Wong emphasized the scale and significance of the trip the teenagers successfully undertook. It is one of the most remote canoe routes down the Ingraham Trail and would normally test the skills and resiliency of adults, let alone youth.
“It gave them a real sense of accomplishment for having overcome these challenges that are very tough but it shows that they’re also very tough,” he said. “But I think they learned that people care about them and we care about them.”
Of the many new challenges the group experienced on the trails and on the water, there were other things they had to leave behind for two weeks. No cellular service or access to mobile data removed the distractions of Instagram and TikTok. They could reconnect with themselves and focus on their new friends and the natural world, said Wong.
The pull of unhealthy habits was weakened when the teens’ cigarette supplies ran out after a few days.

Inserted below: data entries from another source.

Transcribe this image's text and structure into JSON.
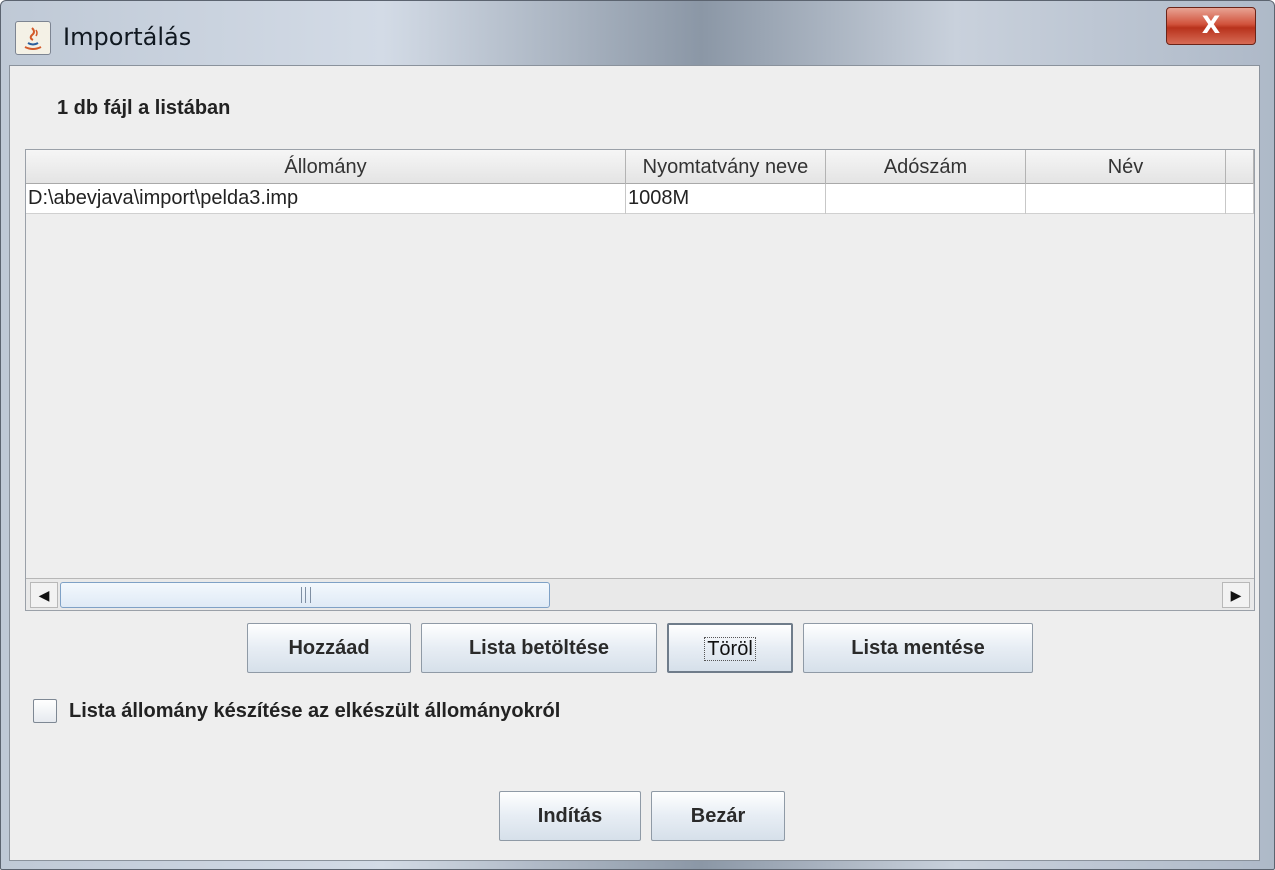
{
  "window": {
    "title": "Importálás",
    "close_label": "X"
  },
  "list": {
    "file_count": "1 db fájl a listában",
    "columns": [
      "Állomány",
      "Nyomtatvány neve",
      "Adószám",
      "Név"
    ],
    "rows": [
      {
        "file": "D:\\abevjava\\import\\pelda3.imp",
        "form": "1008M",
        "tax_id": "",
        "name": ""
      }
    ]
  },
  "buttons": {
    "add": "Hozzáad",
    "load_list": "Lista betöltése",
    "delete": "Töröl",
    "save_list": "Lista mentése",
    "start": "Indítás",
    "close": "Bezár"
  },
  "checkbox": {
    "label": "Lista állomány készítése az elkészült állományokról",
    "checked": false
  },
  "scrollbar": {
    "left_arrow": "◀",
    "right_arrow": "▶"
  }
}
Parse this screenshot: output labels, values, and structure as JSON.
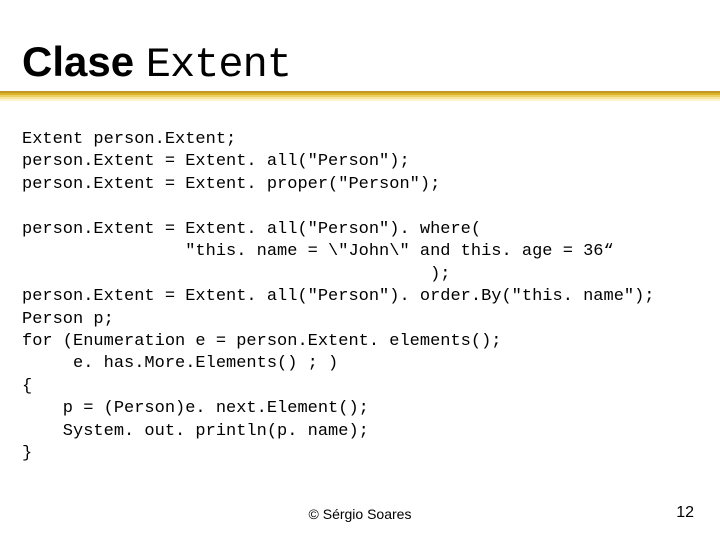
{
  "title": {
    "part1": "Clase ",
    "part2": "Extent"
  },
  "code": {
    "lines": [
      "Extent person.Extent;",
      "person.Extent = Extent. all(\"Person\");",
      "person.Extent = Extent. proper(\"Person\");",
      "",
      "person.Extent = Extent. all(\"Person\"). where(",
      "                \"this. name = \\\"John\\\" and this. age = 36“",
      "                                        );",
      "person.Extent = Extent. all(\"Person\"). order.By(\"this. name\");",
      "Person p;",
      "for (Enumeration e = person.Extent. elements();",
      "     e. has.More.Elements() ; )",
      "{",
      "    p = (Person)e. next.Element();",
      "    System. out. println(p. name);",
      "}"
    ]
  },
  "footer": {
    "copyright": "© Sérgio Soares",
    "page": "12"
  }
}
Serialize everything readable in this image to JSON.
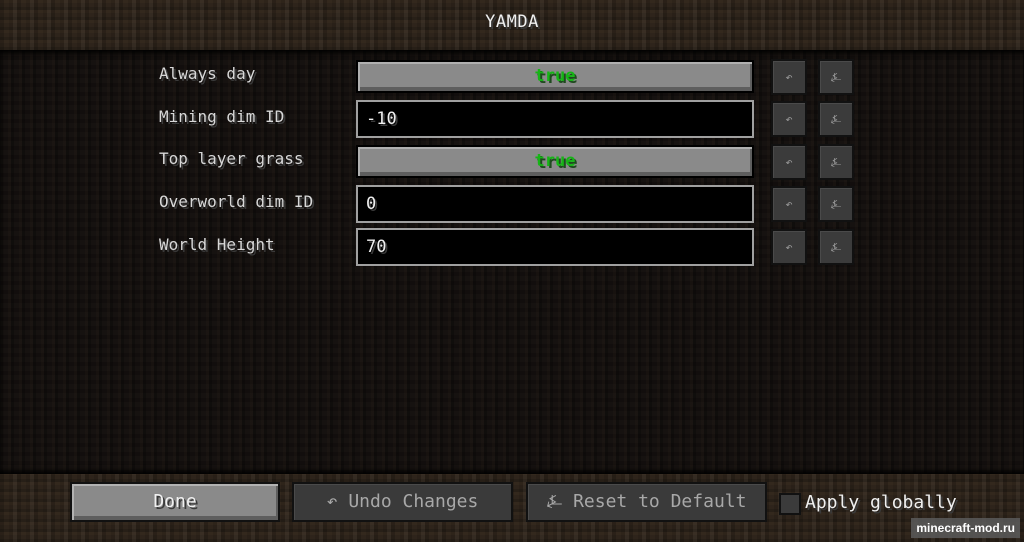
{
  "window": {
    "title": "YAMDA"
  },
  "entries": [
    {
      "label": "Always day",
      "type": "toggle",
      "value": "true"
    },
    {
      "label": "Mining dim ID",
      "type": "text",
      "value": "-10"
    },
    {
      "label": "Top layer grass",
      "type": "toggle",
      "value": "true"
    },
    {
      "label": "Overworld dim ID",
      "type": "text",
      "value": "0"
    },
    {
      "label": "World Height",
      "type": "text",
      "value": "70"
    }
  ],
  "row_icons": {
    "undo": "↶",
    "reset": "⍼"
  },
  "footer": {
    "done_label": "Done",
    "undo_label": "↶ Undo Changes",
    "reset_label": "⍼ Reset to Default",
    "apply_globally_label": "Apply globally",
    "apply_globally_checked": false
  },
  "watermark": "minecraft-mod.ru",
  "colors": {
    "toggle_true": "#16b516"
  }
}
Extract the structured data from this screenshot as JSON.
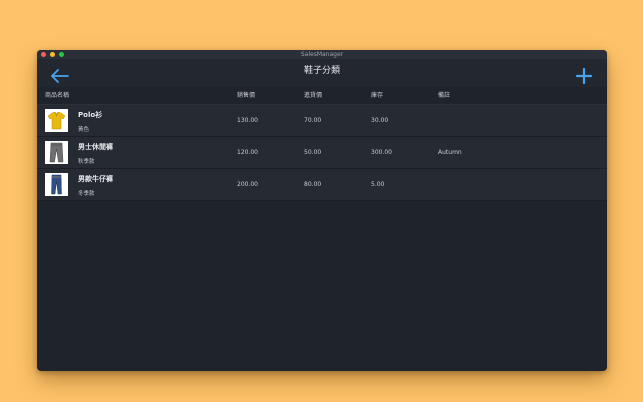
{
  "window": {
    "title": "SalesManager"
  },
  "navbar": {
    "title": "鞋子分類",
    "back_icon": "arrow-left-icon",
    "add_icon": "plus-icon",
    "accent_color": "#4aa3f0"
  },
  "table": {
    "headers": {
      "name": "商品名稱",
      "sale_price": "銷售價",
      "cost_price": "進貨價",
      "stock": "庫存",
      "memo": "備註"
    },
    "rows": [
      {
        "name": "Polo衫",
        "note": "黃色",
        "sale_price": "130.00",
        "cost_price": "70.00",
        "stock": "30.00",
        "memo": "",
        "thumb_icon": "yellow-polo-shirt-icon"
      },
      {
        "name": "男士休閒褲",
        "note": "秋季款",
        "sale_price": "120.00",
        "cost_price": "50.00",
        "stock": "300.00",
        "memo": "Autumn",
        "thumb_icon": "grey-pants-icon"
      },
      {
        "name": "男款牛仔褲",
        "note": "冬季款",
        "sale_price": "200.00",
        "cost_price": "80.00",
        "stock": "5.00",
        "memo": "",
        "thumb_icon": "blue-jeans-icon"
      }
    ]
  }
}
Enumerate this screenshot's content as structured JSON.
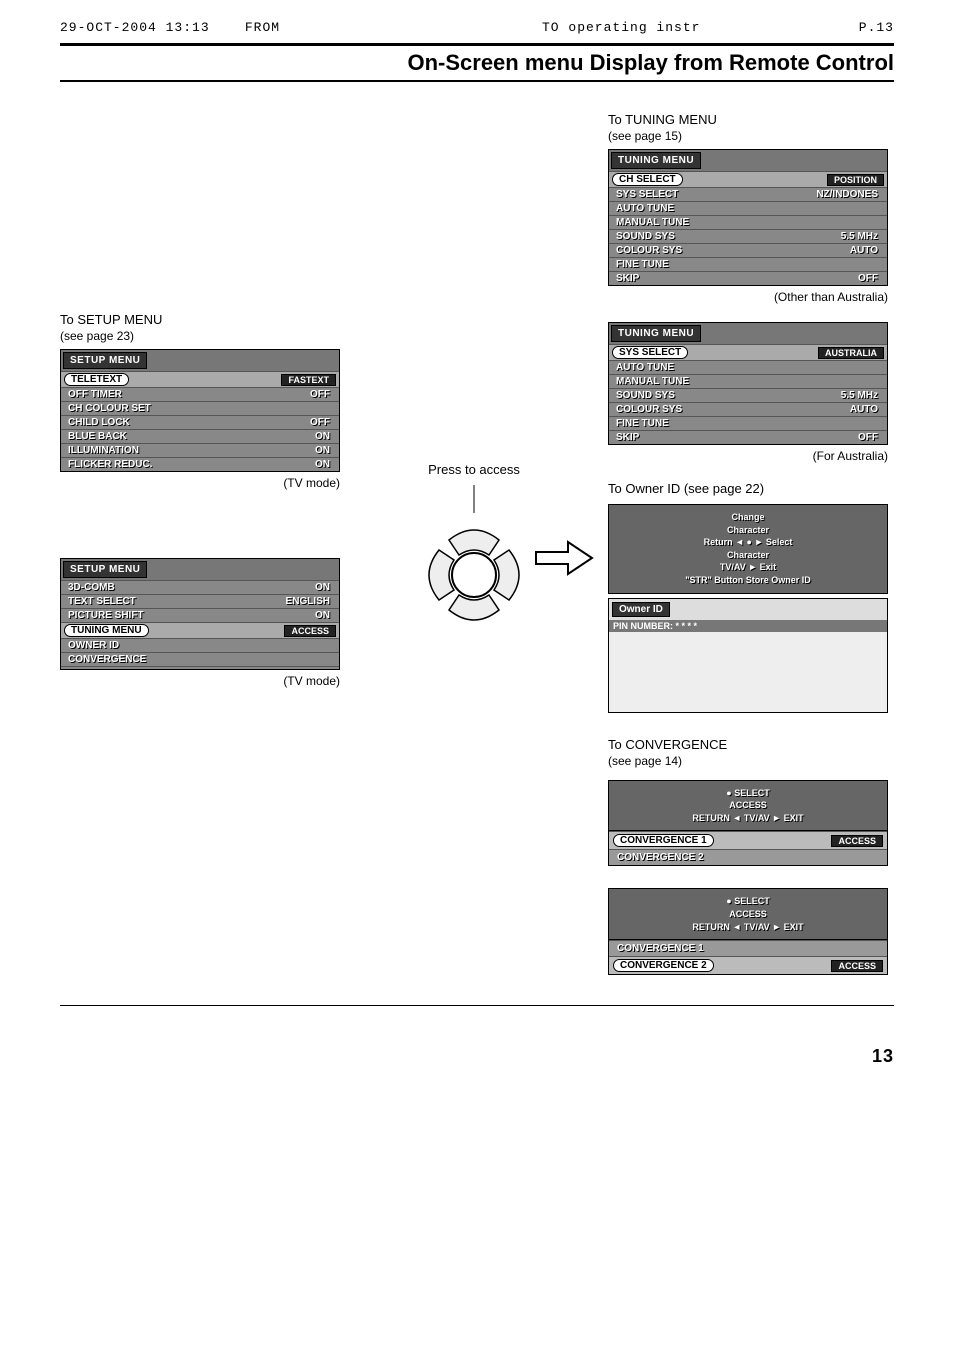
{
  "fax": {
    "date": "29-OCT-2004  13:13",
    "from": "FROM",
    "to": "TO  operating instr",
    "page": "P.13"
  },
  "title": "On-Screen menu Display from Remote Control",
  "setup": {
    "heading_prefix": "To ",
    "heading_bold": "SETUP",
    "heading_suffix": " MENU",
    "sub": "(see page 23)",
    "menu1": {
      "title": "SETUP MENU",
      "rows": [
        {
          "label": "TELETEXT",
          "val": "FASTEXT",
          "hl": true
        },
        {
          "label": "OFF TIMER",
          "val": "OFF"
        },
        {
          "label": "CH COLOUR SET",
          "val": ""
        },
        {
          "label": "CHILD LOCK",
          "val": "OFF"
        },
        {
          "label": "BLUE BACK",
          "val": "ON"
        },
        {
          "label": "ILLUMINATION",
          "val": "ON"
        },
        {
          "label": "FLICKER REDUC.",
          "val": "ON"
        }
      ],
      "caption": "(TV mode)"
    },
    "menu2": {
      "title": "SETUP MENU",
      "rows": [
        {
          "label": "3D-COMB",
          "val": "ON"
        },
        {
          "label": "TEXT SELECT",
          "val": "ENGLISH"
        },
        {
          "label": "PICTURE SHIFT",
          "val": "ON"
        },
        {
          "label": "TUNING MENU",
          "val": "ACCESS",
          "hl": true
        },
        {
          "label": "OWNER ID",
          "val": ""
        },
        {
          "label": "CONVERGENCE",
          "val": ""
        },
        {
          "label": "",
          "val": ""
        }
      ],
      "caption": "(TV mode)"
    }
  },
  "center": {
    "press": "Press to access"
  },
  "tuning": {
    "heading_prefix": "To ",
    "heading_bold": "TUNING",
    "heading_suffix": " MENU",
    "sub": "(see page 15)",
    "menuA": {
      "title": "TUNING MENU",
      "rows": [
        {
          "label": "CH SELECT",
          "val": "POSITION",
          "hl": true
        },
        {
          "label": "SYS SELECT",
          "val": "NZ/INDONES"
        },
        {
          "label": "AUTO TUNE",
          "val": ""
        },
        {
          "label": "MANUAL TUNE",
          "val": ""
        },
        {
          "label": "SOUND SYS",
          "val": "5.5 MHz"
        },
        {
          "label": "COLOUR SYS",
          "val": "AUTO"
        },
        {
          "label": "FINE TUNE",
          "val": ""
        },
        {
          "label": "SKIP",
          "val": "OFF"
        }
      ],
      "caption": "(Other than Australia)"
    },
    "menuB": {
      "title": "TUNING MENU",
      "rows": [
        {
          "label": "SYS SELECT",
          "val": "AUSTRALIA",
          "hl": true
        },
        {
          "label": "AUTO TUNE",
          "val": ""
        },
        {
          "label": "MANUAL TUNE",
          "val": ""
        },
        {
          "label": "SOUND SYS",
          "val": "5.5 MHz"
        },
        {
          "label": "COLOUR SYS",
          "val": "AUTO"
        },
        {
          "label": "FINE TUNE",
          "val": ""
        },
        {
          "label": "SKIP",
          "val": "OFF"
        }
      ],
      "caption": "(For Australia)"
    }
  },
  "owner": {
    "heading": "To Owner ID (see page 22)",
    "help": {
      "l1": "Change",
      "l2": "Character",
      "l3": "Return ◄ ● ► Select",
      "l4": "Character",
      "l5": "TV/AV ► Exit",
      "l6": "\"STR\" Button Store Owner ID"
    },
    "block": {
      "title": "Owner ID",
      "line": "PIN NUMBER: * * * *"
    }
  },
  "convergence": {
    "heading_prefix": "To ",
    "heading_bold": "CONVERGENCE",
    "sub": "(see page 14)",
    "help": {
      "l1": "● SELECT",
      "l2": "ACCESS",
      "l3": "RETURN ◄ TV/AV ► EXIT"
    },
    "block1": {
      "rows": [
        {
          "label": "CONVERGENCE 1",
          "val": "ACCESS",
          "hl": true
        },
        {
          "label": "CONVERGENCE 2",
          "val": ""
        }
      ]
    },
    "block2": {
      "rows": [
        {
          "label": "CONVERGENCE 1",
          "val": ""
        },
        {
          "label": "CONVERGENCE 2",
          "val": "ACCESS",
          "hl": true
        }
      ]
    }
  },
  "pagenum": "13"
}
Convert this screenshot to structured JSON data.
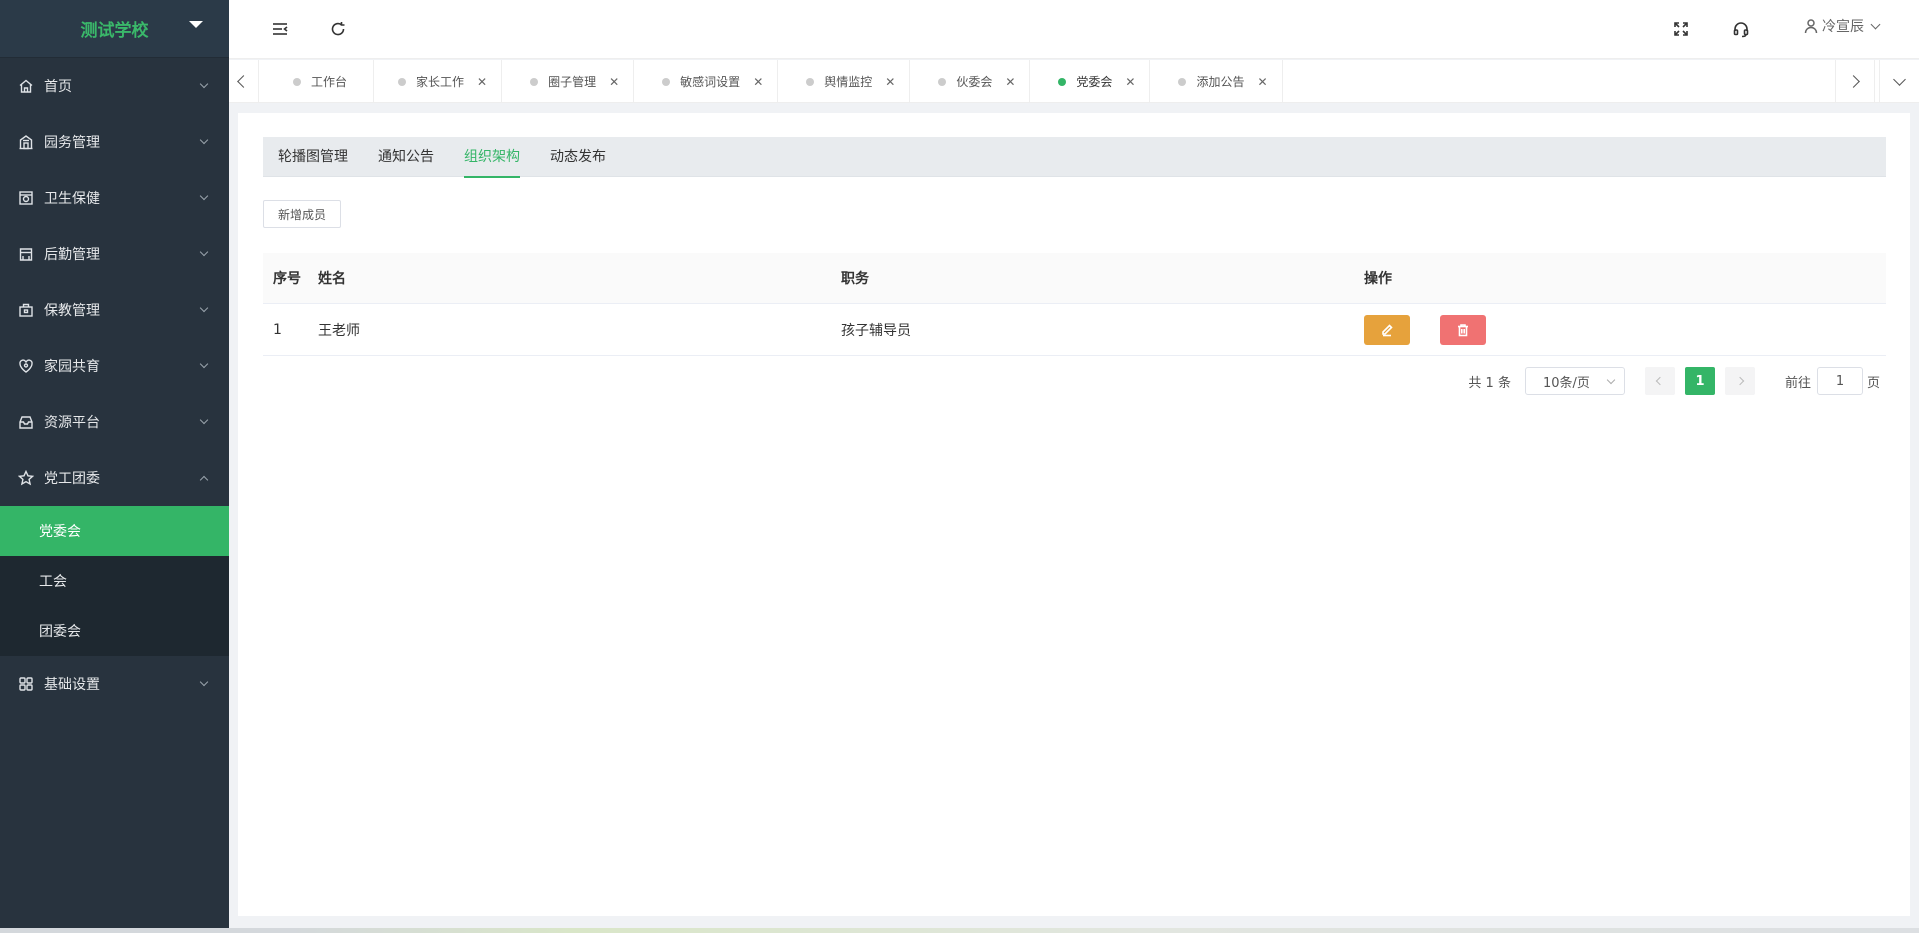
{
  "brand": {
    "title": "测试学校"
  },
  "sidebar": {
    "items": [
      {
        "label": "首页",
        "icon": "home-icon"
      },
      {
        "label": "园务管理",
        "icon": "building-icon"
      },
      {
        "label": "卫生保健",
        "icon": "health-icon"
      },
      {
        "label": "后勤管理",
        "icon": "logistics-icon"
      },
      {
        "label": "保教管理",
        "icon": "briefcase-icon"
      },
      {
        "label": "家园共育",
        "icon": "heart-icon"
      },
      {
        "label": "资源平台",
        "icon": "inbox-icon"
      },
      {
        "label": "党工团委",
        "icon": "star-icon",
        "expanded": true
      },
      {
        "label": "基础设置",
        "icon": "grid-icon"
      }
    ],
    "submenu": [
      {
        "label": "党委会",
        "active": true
      },
      {
        "label": "工会"
      },
      {
        "label": "团委会"
      }
    ]
  },
  "header": {
    "user_name": "冷宣辰"
  },
  "tags": [
    {
      "label": "工作台",
      "closable": false
    },
    {
      "label": "家长工作",
      "closable": true
    },
    {
      "label": "圈子管理",
      "closable": true
    },
    {
      "label": "敏感词设置",
      "closable": true
    },
    {
      "label": "舆情监控",
      "closable": true
    },
    {
      "label": "伙委会",
      "closable": true
    },
    {
      "label": "党委会",
      "closable": true,
      "active": true
    },
    {
      "label": "添加公告",
      "closable": true
    }
  ],
  "subtabs": [
    "轮播图管理",
    "通知公告",
    "组织架构",
    "动态发布"
  ],
  "active_subtab": "组织架构",
  "add_button": "新增成员",
  "table": {
    "columns": [
      "序号",
      "姓名",
      "职务",
      "操作"
    ],
    "rows": [
      {
        "idx": "1",
        "name": "王老师",
        "role": "孩子辅导员"
      }
    ]
  },
  "pagination": {
    "total_text": "共 1 条",
    "page_size": "10条/页",
    "current_page": "1",
    "goto_label": "前往",
    "goto_value": "1",
    "page_suffix": "页"
  },
  "colors": {
    "accent": "#34b567",
    "sidebar_bg": "#28333e",
    "edit": "#e6a23c",
    "delete": "#f07272"
  }
}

“Many of them were using cigarettes or chew tobacco or drugs and alcohol on a regular basis. This was an opportunity where they had no access to those,” Wong said. “They began steps to manage that. I think a lot of them are at the age where the addiction isn’t very deep yet. It’s an opportunity for them to get off cigarettes after this break. Many of them expressed interest in doing that. They were proud that they felt healthier.
“And their sugar was reduced. I think many of them were also addicted to sugar and normally consumed a lot more than we gave them. We gave them some brownies and we baked a cake in a dutch oven and I think many of them were excited about learning how to bake outdoors.”
The trip was the first time Wong led an adventure of two different Indigenous groups. And despite the geographic and cultural differences between the Inuit and Dehcho youth, Wong is grateful that he witnesses those new connections.
“They got along exceptionally well. We played traditional hand games against each other. There was lots of competition between the two groups, like who could get on the water fastest in the morning,” he recalled. “But they made strong friendships that I think will endure. It was very organic and at times random. They connected in many different ways. It was a wonderful thing to see.”